This year’s Portland Bridge Swim took place on Sunday, July 7. We were proud to host the USMS National Championships for the second year, welcoming 81 solo swimmers and 19 relay teams from 17 states. Of those, 33 solo swimmers and another 16 relay swimmers were Oregon Masters swimmers. We love our visitors, but are especially proud of our local swimmers! Full results can be found here:
The race was supported by USMS and its sponsors, as well as Swim Trek and Alder Creek Kayak. OMS board member Susie Young lets us put our radio repeater on her back deck every year, and this year the Boathouse Apartments agreed to let us put our second repeater on their roof.
It takes an army of volunteers to make this race happen, and we are fortunate to have a crew of dedicated workers who come out year after year. An 11-mile race requires groups of volunteers that are unusual for Masters events. These include Rob Steffeck’s crew of power boaters and safety officials to oversee the course, as well as race officials who enforce rules from kayaks out among the swimmers.

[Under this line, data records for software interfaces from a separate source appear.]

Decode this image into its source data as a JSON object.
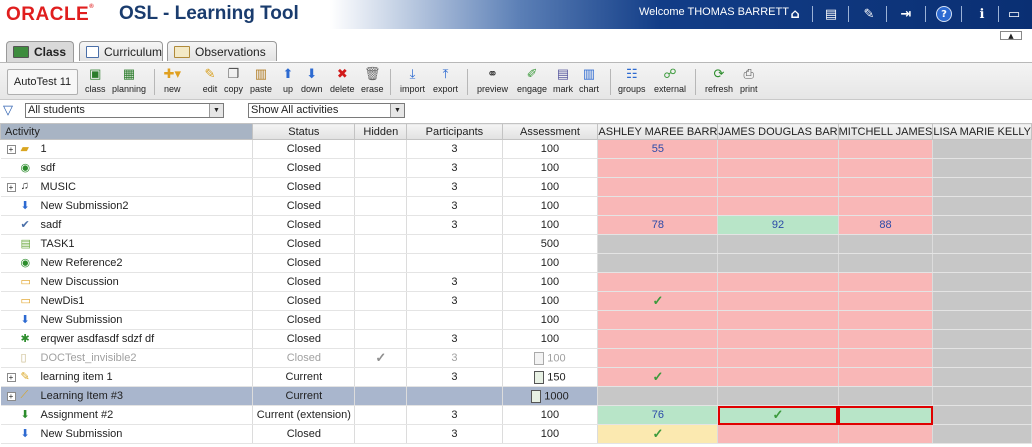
{
  "header": {
    "brand": "ORACLE",
    "app_title": "OSL - Learning Tool",
    "welcome": "Welcome THOMAS BARRETT"
  },
  "tabs": [
    {
      "label": "Class",
      "active": true
    },
    {
      "label": "Curriculum",
      "active": false
    },
    {
      "label": "Observations",
      "active": false
    }
  ],
  "toolbar": {
    "class_selector": "AutoTest 11",
    "buttons": {
      "class": "class",
      "planning": "planning",
      "new": "new",
      "edit": "edit",
      "copy": "copy",
      "paste": "paste",
      "up": "up",
      "down": "down",
      "delete": "delete",
      "erase": "erase",
      "import": "import",
      "export": "export",
      "preview": "preview",
      "engage": "engage",
      "mark": "mark",
      "chart": "chart",
      "groups": "groups",
      "external": "external",
      "refresh": "refresh",
      "print": "print"
    }
  },
  "filters": {
    "students": "All students",
    "activities": "Show All activities"
  },
  "grid": {
    "columns": {
      "activity": "Activity",
      "status": "Status",
      "hidden": "Hidden",
      "participants": "Participants",
      "assessment": "Assessment",
      "student1": "ASHLEY MAREE BARR",
      "student2": "JAMES DOUGLAS BAR",
      "student3": "MITCHELL JAMES",
      "student4": "LISA MARIE KELLY"
    },
    "rows": [
      {
        "name": "1",
        "status": "Closed",
        "participants": "3",
        "assessment": "100",
        "s1": "55",
        "s2": "",
        "s3": "",
        "s4": ""
      },
      {
        "name": "sdf",
        "status": "Closed",
        "participants": "3",
        "assessment": "100",
        "s1": "",
        "s2": "",
        "s3": "",
        "s4": ""
      },
      {
        "name": "MUSIC",
        "status": "Closed",
        "participants": "3",
        "assessment": "100",
        "s1": "",
        "s2": "",
        "s3": "",
        "s4": ""
      },
      {
        "name": "New Submission2",
        "status": "Closed",
        "participants": "3",
        "assessment": "100",
        "s1": "",
        "s2": "",
        "s3": "",
        "s4": ""
      },
      {
        "name": "sadf",
        "status": "Closed",
        "participants": "3",
        "assessment": "100",
        "s1": "78",
        "s2": "92",
        "s3": "88",
        "s4": ""
      },
      {
        "name": "TASK1",
        "status": "Closed",
        "participants": "",
        "assessment": "500",
        "s1": "",
        "s2": "",
        "s3": "",
        "s4": ""
      },
      {
        "name": "New Reference2",
        "status": "Closed",
        "participants": "",
        "assessment": "100",
        "s1": "",
        "s2": "",
        "s3": "",
        "s4": ""
      },
      {
        "name": "New Discussion",
        "status": "Closed",
        "participants": "3",
        "assessment": "100",
        "s1": "",
        "s2": "",
        "s3": "",
        "s4": ""
      },
      {
        "name": "NewDis1",
        "status": "Closed",
        "participants": "3",
        "assessment": "100",
        "s1": "",
        "s2": "",
        "s3": "",
        "s4": ""
      },
      {
        "name": "New Submission",
        "status": "Closed",
        "participants": "",
        "assessment": "100",
        "s1": "",
        "s2": "",
        "s3": "",
        "s4": ""
      },
      {
        "name": "erqwer asdfasdf sdzf df",
        "status": "Closed",
        "participants": "3",
        "assessment": "100",
        "s1": "",
        "s2": "",
        "s3": "",
        "s4": ""
      },
      {
        "name": "DOCTest_invisible2",
        "status": "Closed",
        "participants": "3",
        "assessment": "100",
        "s1": "",
        "s2": "",
        "s3": "",
        "s4": ""
      },
      {
        "name": "learning item 1",
        "status": "Current",
        "participants": "3",
        "assessment": "150",
        "s1": "",
        "s2": "",
        "s3": "",
        "s4": ""
      },
      {
        "name": "Learning Item #3",
        "status": "Current",
        "participants": "",
        "assessment": "1000",
        "s1": "",
        "s2": "",
        "s3": "",
        "s4": ""
      },
      {
        "name": "Assignment #2",
        "status": "Current (extension)",
        "participants": "3",
        "assessment": "100",
        "s1": "76",
        "s2": "",
        "s3": "",
        "s4": ""
      },
      {
        "name": "New Submission",
        "status": "Closed",
        "participants": "3",
        "assessment": "100",
        "s1": "",
        "s2": "",
        "s3": "",
        "s4": ""
      }
    ]
  },
  "colors": {
    "incomplete": "#f9b7b7",
    "not_assigned": "#c7c7c7",
    "marked": "#b8e5c8",
    "pending": "#fbe9b0",
    "selected_row": "#a9b6cd",
    "brand_red": "#e01e1e"
  }
}
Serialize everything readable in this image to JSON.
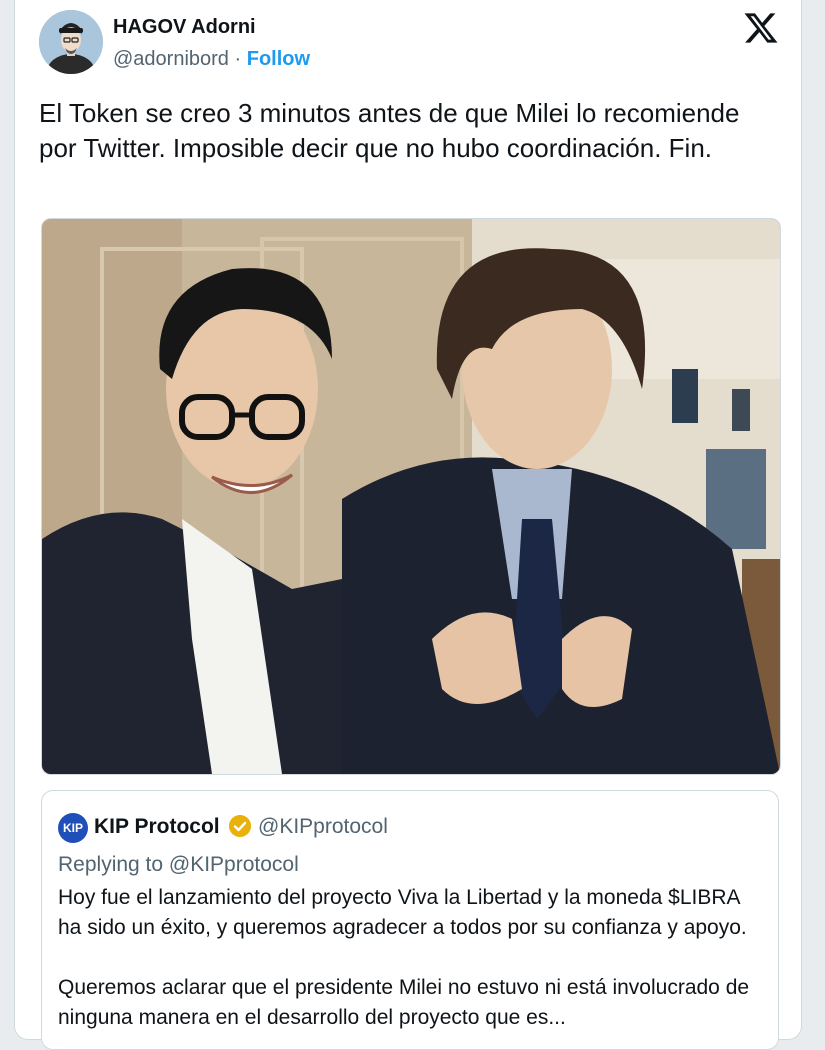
{
  "tweet": {
    "author_name": "HAGOV Adorni",
    "author_handle": "@adornibord",
    "separator": "·",
    "follow_label": "Follow",
    "platform_icon": "x-logo-icon",
    "text": "El Token se creo 3 minutos antes de que Milei lo recomiende por Twitter.  Imposible decir que no hubo coordinación. Fin."
  },
  "media": {
    "type": "photo",
    "icon": "photo-image"
  },
  "quoted_tweet": {
    "logo_text": "KIP",
    "author_name": "KIP Protocol",
    "verified_icon": "gold-verified-badge-icon",
    "author_handle": "@KIPprotocol",
    "replying_to": "Replying to @KIPprotocol",
    "text": "Hoy fue el lanzamiento del proyecto Viva la Libertad y la moneda $LIBRA ha sido un éxito, y queremos agradecer a todos por su confianza y apoyo.\n\nQueremos aclarar que el presidente Milei no estuvo ni está involucrado de ninguna manera en el desarrollo del proyecto que es..."
  },
  "colors": {
    "follow": "#1d9bf0",
    "secondary_text": "#536471",
    "primary_text": "#0f1419",
    "verified_badge": "#e8b10c"
  }
}
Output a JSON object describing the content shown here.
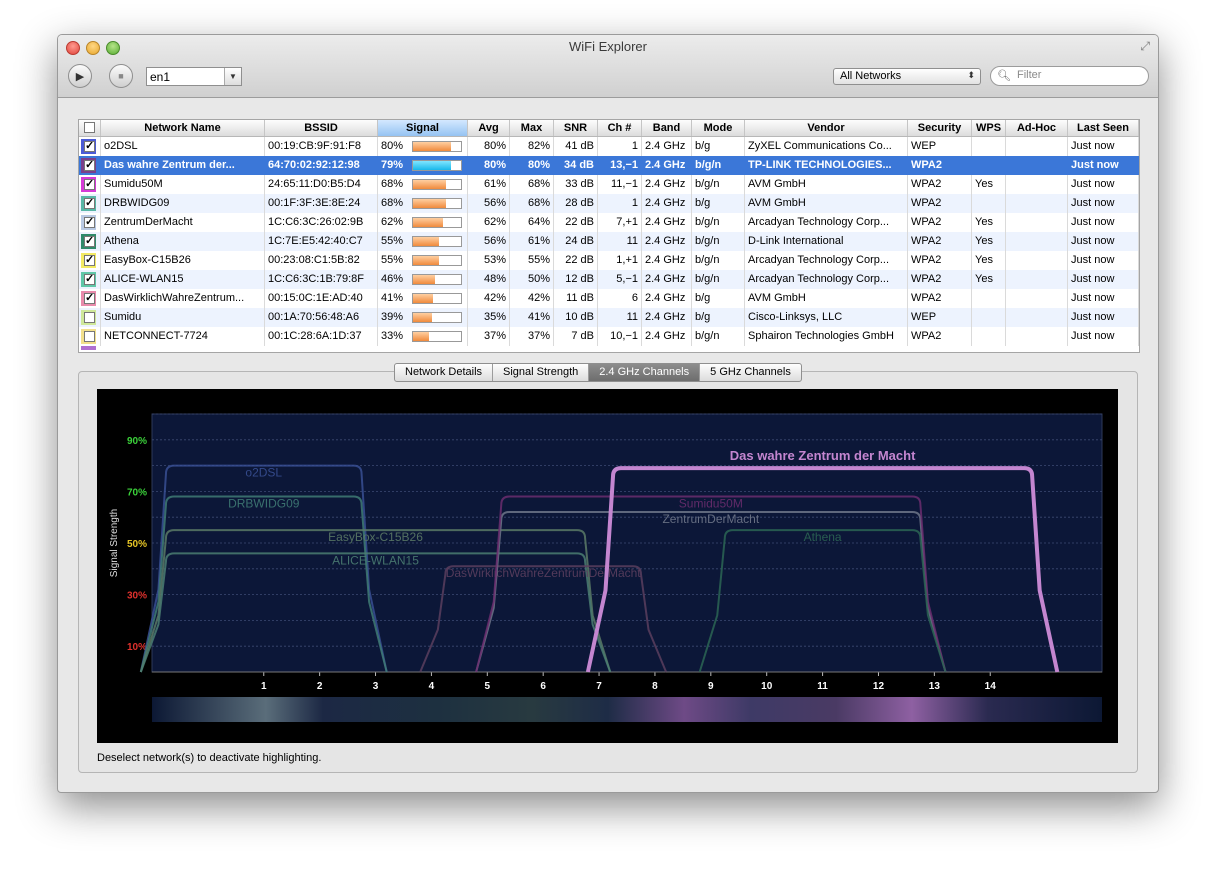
{
  "window": {
    "title": "WiFi Explorer"
  },
  "toolbar": {
    "interface_value": "en1",
    "networks_select": "All Networks",
    "filter_placeholder": "Filter"
  },
  "table": {
    "columns": [
      "Network Name",
      "BSSID",
      "Signal",
      "Avg",
      "Max",
      "SNR",
      "Ch #",
      "Band",
      "Mode",
      "Vendor",
      "Security",
      "WPS",
      "Ad-Hoc",
      "Last Seen"
    ],
    "rows": [
      {
        "name": "o2DSL",
        "bssid": "00:19:CB:9F:91:F8",
        "signal": "80%",
        "signal_value": 80,
        "avg": "80%",
        "max": "82%",
        "snr": "41 dB",
        "ch": "1",
        "band": "2.4 GHz",
        "mode": "b/g",
        "vendor": "ZyXEL Communications Co...",
        "security": "WEP",
        "wps": "",
        "adhoc": "",
        "last_seen": "Just now",
        "color": "#4b5bd6",
        "checked": true
      },
      {
        "name": "Das wahre Zentrum der...",
        "bssid": "64:70:02:92:12:98",
        "signal": "79%",
        "signal_value": 79,
        "avg": "80%",
        "max": "80%",
        "snr": "34 dB",
        "ch": "13,−1",
        "band": "2.4 GHz",
        "mode": "b/g/n",
        "vendor": "TP-LINK TECHNOLOGIES...",
        "security": "WPA2",
        "wps": "",
        "adhoc": "",
        "last_seen": "Just now",
        "color": "#7a3f8a",
        "checked": true
      },
      {
        "name": "Sumidu50M",
        "bssid": "24:65:11:D0:B5:D4",
        "signal": "68%",
        "signal_value": 68,
        "avg": "61%",
        "max": "68%",
        "snr": "33 dB",
        "ch": "11,−1",
        "band": "2.4 GHz",
        "mode": "b/g/n",
        "vendor": "AVM GmbH",
        "security": "WPA2",
        "wps": "Yes",
        "adhoc": "",
        "last_seen": "Just now",
        "color": "#d63ad8",
        "checked": true
      },
      {
        "name": "DRBWIDG09",
        "bssid": "00:1F:3F:3E:8E:24",
        "signal": "68%",
        "signal_value": 68,
        "avg": "56%",
        "max": "68%",
        "snr": "28 dB",
        "ch": "1",
        "band": "2.4 GHz",
        "mode": "b/g",
        "vendor": "AVM GmbH",
        "security": "WPA2",
        "wps": "",
        "adhoc": "",
        "last_seen": "Just now",
        "color": "#58b7a6",
        "checked": true
      },
      {
        "name": "ZentrumDerMacht",
        "bssid": "1C:C6:3C:26:02:9B",
        "signal": "62%",
        "signal_value": 62,
        "avg": "62%",
        "max": "64%",
        "snr": "22 dB",
        "ch": "7,+1",
        "band": "2.4 GHz",
        "mode": "b/g/n",
        "vendor": "Arcadyan Technology Corp...",
        "security": "WPA2",
        "wps": "Yes",
        "adhoc": "",
        "last_seen": "Just now",
        "color": "#b9c9e3",
        "checked": true
      },
      {
        "name": "Athena",
        "bssid": "1C:7E:E5:42:40:C7",
        "signal": "55%",
        "signal_value": 55,
        "avg": "56%",
        "max": "61%",
        "snr": "24 dB",
        "ch": "11",
        "band": "2.4 GHz",
        "mode": "b/g/n",
        "vendor": "D-Link International",
        "security": "WPA2",
        "wps": "Yes",
        "adhoc": "",
        "last_seen": "Just now",
        "color": "#2f8a6a",
        "checked": true
      },
      {
        "name": "EasyBox-C15B26",
        "bssid": "00:23:08:C1:5B:82",
        "signal": "55%",
        "signal_value": 55,
        "avg": "53%",
        "max": "55%",
        "snr": "22 dB",
        "ch": "1,+1",
        "band": "2.4 GHz",
        "mode": "b/g/n",
        "vendor": "Arcadyan Technology Corp...",
        "security": "WPA2",
        "wps": "Yes",
        "adhoc": "",
        "last_seen": "Just now",
        "color": "#f3ea63",
        "checked": true
      },
      {
        "name": "ALICE-WLAN15",
        "bssid": "1C:C6:3C:1B:79:8F",
        "signal": "46%",
        "signal_value": 46,
        "avg": "48%",
        "max": "50%",
        "snr": "12 dB",
        "ch": "5,−1",
        "band": "2.4 GHz",
        "mode": "b/g/n",
        "vendor": "Arcadyan Technology Corp...",
        "security": "WPA2",
        "wps": "Yes",
        "adhoc": "",
        "last_seen": "Just now",
        "color": "#5fc7a8",
        "checked": true
      },
      {
        "name": "DasWirklichWahreZentrum...",
        "bssid": "00:15:0C:1E:AD:40",
        "signal": "41%",
        "signal_value": 41,
        "avg": "42%",
        "max": "42%",
        "snr": "11 dB",
        "ch": "6",
        "band": "2.4 GHz",
        "mode": "b/g",
        "vendor": "AVM GmbH",
        "security": "WPA2",
        "wps": "",
        "adhoc": "",
        "last_seen": "Just now",
        "color": "#e88aab",
        "checked": true
      },
      {
        "name": "Sumidu",
        "bssid": "00:1A:70:56:48:A6",
        "signal": "39%",
        "signal_value": 39,
        "avg": "35%",
        "max": "41%",
        "snr": "10 dB",
        "ch": "11",
        "band": "2.4 GHz",
        "mode": "b/g",
        "vendor": "Cisco-Linksys, LLC",
        "security": "WEP",
        "wps": "",
        "adhoc": "",
        "last_seen": "Just now",
        "color": "#cfe89a",
        "checked": false
      },
      {
        "name": "NETCONNECT-7724",
        "bssid": "00:1C:28:6A:1D:37",
        "signal": "33%",
        "signal_value": 33,
        "avg": "37%",
        "max": "37%",
        "snr": "7 dB",
        "ch": "10,−1",
        "band": "2.4 GHz",
        "mode": "b/g/n",
        "vendor": "Sphairon Technologies GmbH",
        "security": "WPA2",
        "wps": "",
        "adhoc": "",
        "last_seen": "Just now",
        "color": "#f2e08c",
        "checked": false
      }
    ]
  },
  "tabs": [
    "Network Details",
    "Signal Strength",
    "2.4 GHz Channels",
    "5 GHz Channels"
  ],
  "active_tab": "2.4 GHz Channels",
  "chart_data": {
    "type": "area",
    "ylabel": "Signal Strength",
    "y_ticks": [
      "10%",
      "30%",
      "50%",
      "70%",
      "90%"
    ],
    "y_tick_values": [
      10,
      30,
      50,
      70,
      90
    ],
    "x_ticks": [
      "1",
      "2",
      "3",
      "4",
      "5",
      "6",
      "7",
      "8",
      "9",
      "10",
      "11",
      "12",
      "13",
      "14"
    ],
    "xlim": [
      -1,
      16
    ],
    "ylim": [
      0,
      100
    ],
    "highlight_title": "Das wahre Zentrum der Macht",
    "series": [
      {
        "name": "o2DSL",
        "channels": [
          1
        ],
        "width": 22,
        "signal": 80,
        "color": "#384f93"
      },
      {
        "name": "DRBWIDG09",
        "channels": [
          1
        ],
        "width": 22,
        "signal": 68,
        "color": "#3f7b74"
      },
      {
        "name": "EasyBox-C15B26",
        "channels": [
          1,
          5
        ],
        "width": 40,
        "signal": 55,
        "color": "#5b7a66"
      },
      {
        "name": "ALICE-WLAN15",
        "channels": [
          1,
          5
        ],
        "width": 40,
        "signal": 46,
        "color": "#4b7e72"
      },
      {
        "name": "DasWirklichWahreZentrumDerMacht",
        "channels": [
          6
        ],
        "width": 22,
        "signal": 41,
        "color": "#5b3e5e"
      },
      {
        "name": "ZentrumDerMacht",
        "channels": [
          7,
          11
        ],
        "width": 40,
        "signal": 62,
        "color": "#6f778a"
      },
      {
        "name": "Sumidu50M",
        "channels": [
          7,
          11
        ],
        "width": 40,
        "signal": 68,
        "color": "#6b2d6e"
      },
      {
        "name": "Athena",
        "channels": [
          11
        ],
        "width": 22,
        "signal": 55,
        "color": "#2c6553"
      },
      {
        "name": "Das wahre Zentrum der Macht",
        "channels": [
          9,
          13
        ],
        "width": 40,
        "signal": 79,
        "color": "#c486d0",
        "highlight": true
      }
    ]
  },
  "status": "Deselect network(s) to deactivate highlighting."
}
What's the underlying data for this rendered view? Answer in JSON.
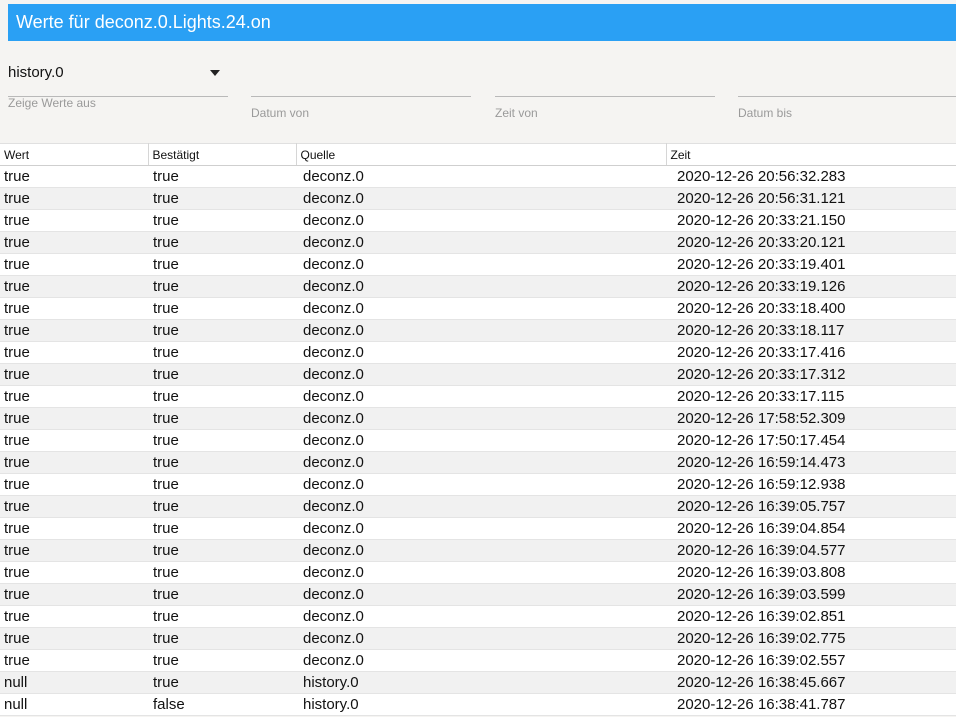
{
  "title": "Werte für deconz.0.Lights.24.on",
  "filters": {
    "source": {
      "value": "history.0",
      "label": "Zeige Werte aus"
    },
    "date_from": {
      "label": "Datum von"
    },
    "time_from": {
      "label": "Zeit von"
    },
    "date_to": {
      "label": "Datum bis"
    }
  },
  "table": {
    "headers": [
      "Wert",
      "Bestätigt",
      "Quelle",
      "Zeit"
    ],
    "rows": [
      [
        "true",
        "true",
        "deconz.0",
        "2020-12-26 20:56:32.283"
      ],
      [
        "true",
        "true",
        "deconz.0",
        "2020-12-26 20:56:31.121"
      ],
      [
        "true",
        "true",
        "deconz.0",
        "2020-12-26 20:33:21.150"
      ],
      [
        "true",
        "true",
        "deconz.0",
        "2020-12-26 20:33:20.121"
      ],
      [
        "true",
        "true",
        "deconz.0",
        "2020-12-26 20:33:19.401"
      ],
      [
        "true",
        "true",
        "deconz.0",
        "2020-12-26 20:33:19.126"
      ],
      [
        "true",
        "true",
        "deconz.0",
        "2020-12-26 20:33:18.400"
      ],
      [
        "true",
        "true",
        "deconz.0",
        "2020-12-26 20:33:18.117"
      ],
      [
        "true",
        "true",
        "deconz.0",
        "2020-12-26 20:33:17.416"
      ],
      [
        "true",
        "true",
        "deconz.0",
        "2020-12-26 20:33:17.312"
      ],
      [
        "true",
        "true",
        "deconz.0",
        "2020-12-26 20:33:17.115"
      ],
      [
        "true",
        "true",
        "deconz.0",
        "2020-12-26 17:58:52.309"
      ],
      [
        "true",
        "true",
        "deconz.0",
        "2020-12-26 17:50:17.454"
      ],
      [
        "true",
        "true",
        "deconz.0",
        "2020-12-26 16:59:14.473"
      ],
      [
        "true",
        "true",
        "deconz.0",
        "2020-12-26 16:59:12.938"
      ],
      [
        "true",
        "true",
        "deconz.0",
        "2020-12-26 16:39:05.757"
      ],
      [
        "true",
        "true",
        "deconz.0",
        "2020-12-26 16:39:04.854"
      ],
      [
        "true",
        "true",
        "deconz.0",
        "2020-12-26 16:39:04.577"
      ],
      [
        "true",
        "true",
        "deconz.0",
        "2020-12-26 16:39:03.808"
      ],
      [
        "true",
        "true",
        "deconz.0",
        "2020-12-26 16:39:03.599"
      ],
      [
        "true",
        "true",
        "deconz.0",
        "2020-12-26 16:39:02.851"
      ],
      [
        "true",
        "true",
        "deconz.0",
        "2020-12-26 16:39:02.775"
      ],
      [
        "true",
        "true",
        "deconz.0",
        "2020-12-26 16:39:02.557"
      ],
      [
        "null",
        "true",
        "history.0",
        "2020-12-26 16:38:45.667"
      ],
      [
        "null",
        "false",
        "history.0",
        "2020-12-26 16:38:41.787"
      ]
    ]
  },
  "colors": {
    "header_bar": "#2aa0f4",
    "background": "#f5f4f2"
  },
  "icons": {
    "dropdown": "caret-down-icon"
  }
}
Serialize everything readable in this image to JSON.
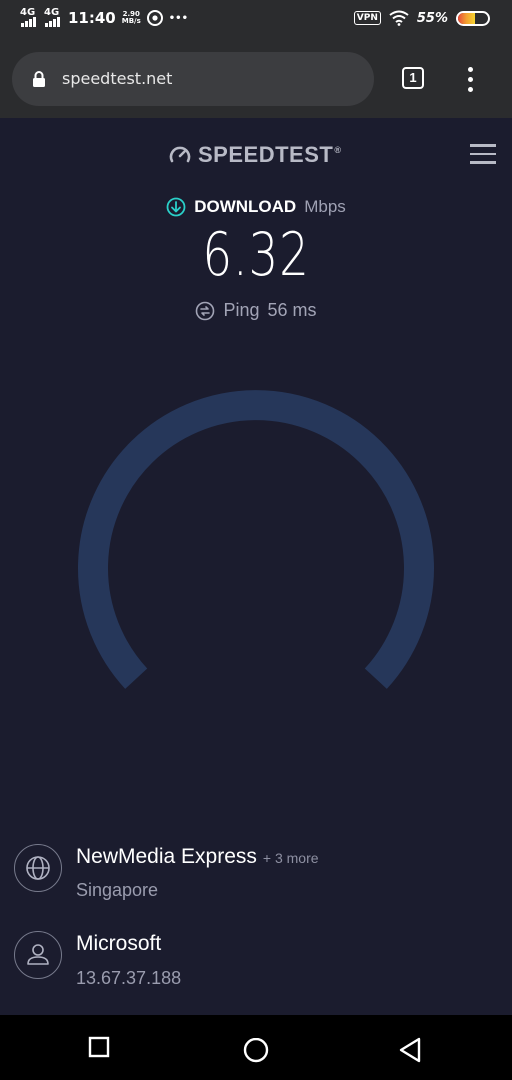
{
  "status_bar": {
    "network1": "4G",
    "network2": "4G",
    "time": "11:40",
    "net_speed_value": "2.90",
    "net_speed_unit": "MB/s",
    "more": "•••",
    "vpn": "VPN",
    "battery_percent": "55%",
    "battery_level": 0.55
  },
  "browser": {
    "url": "speedtest.net",
    "tab_count": "1"
  },
  "header": {
    "logo_text": "SPEEDTEST",
    "logo_mark": "®"
  },
  "result": {
    "label": "DOWNLOAD",
    "unit": "Mbps",
    "speed": "6.32",
    "ping_label": "Ping",
    "ping_value": "56 ms"
  },
  "server": {
    "isp_name": "NewMedia Express",
    "isp_more": "+ 3 more",
    "isp_location": "Singapore",
    "host_name": "Microsoft",
    "host_ip": "13.67.37.188"
  },
  "colors": {
    "background": "#1b1c2e",
    "gauge_track": "#26375a",
    "download_accent": "#2ad0c9"
  }
}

Ben Karlin managed all those race officials, joining Safety Director Tim Waud on the command boat to keep a watchful eye on things. We are lucky to have good relationships with kayakers in the area, and they come out to escort our swimmers from out of town. This year, because it was a National Championship, we had an unusually high number of requests for escorts. Escort Coordinator Merri Compton managed to find volunteer escorts for 25 swimmers, as well as course volunteers. We may well have recruited every kayaker in the city.
Race weekend started with a pre-race pasta feed in the beautiful event space at Jacobsen Salt. The dinner allows local and out-of-town swimmers to get together and commiserate before the big day. It gives us a chance to welcome them all and share our wonderful swimming community. Safety Director Tim Waud emcee’d, greeting everyone and asking everyone to introduce themselves and ask questions. We loved getting to meet everyone and hope more swimmers and OMS members will join in the party in future years.
Race day starts ungodly early for everyone. With a 7:30 start time, volunteers and swimmers are at the start site before the sun is. Julie Andrade’s crack team of registration volunteers had everybody signing in and getting situated, while rental kayaks were picked up and swimmers’ pre-race jitters were jittered. The pre-race briefing was actually shorter this year, staying well away from last year’s record-setting 24 hours and 18 minute talk time (sarcasm intended). On a very sad and serious note, race organizers held a moment of silence in honor of swimmer #23, Charles van der Horst, who was lost during the 8 Bridges Hudson River race last month. He was registered to swim the Portland Bridge Swim and we all felt his absence.
The first wave left the Sellwood Bridge at 7:25 AM, heading off into beautiful glassy water under overcast skies. It was gloomy, but great conditions for the swimmers. The same can’t totally be said for the water temperature, which had flirted with 70 degrees earlier in the week but was back down to 68 on race day. That temperature was great for some, but difficult for others.
This year’s field was full of many return swimmers, including 11 people who have competed in the solo race three times or more. We saw fast swimmers from Oregon and across the country, as well as so many swimmers attempting their first marathon swim. On a day when the US Women’s Soccer team won the World Cup, Mackenzie Leake of Stanford Masters became the first woman ever to win the Portland Bridge Swim in 4:59:18. She edged out Oregon’s own Hardy Lussier, after losing to him last year by 23 seconds. This year they swam neck and neck for 11 miles and when they finished, each spoke graciously and admiringly of the other and the fun they had racing together.
We got to see so many people complete this race, and hear their stories of how they got to the beach in Cathedral Park. We never get tired of watching them do their hard work, and being there to cheer for them when they step out of the water in Cathedral Park. Despite the Race Director’s habit of cackling during the pre-race briefing while discussing the challenges of the course, she gets choked up every time another swimmer crosses the finish line. We are so proud of all our swimmers and were honored to have them join us.
Next year’s race will go back to our usual pattern, the second Sunday in July, and will fall on July 12. It will not be a National Championship, which should make life a little easier for our kayak recruiter. Registration will open on January 1, 2020, and will again require a qualifying time of 5000 m or 5500 yds in 1:45 or less. We look forward to seeing everyone on the river again next year!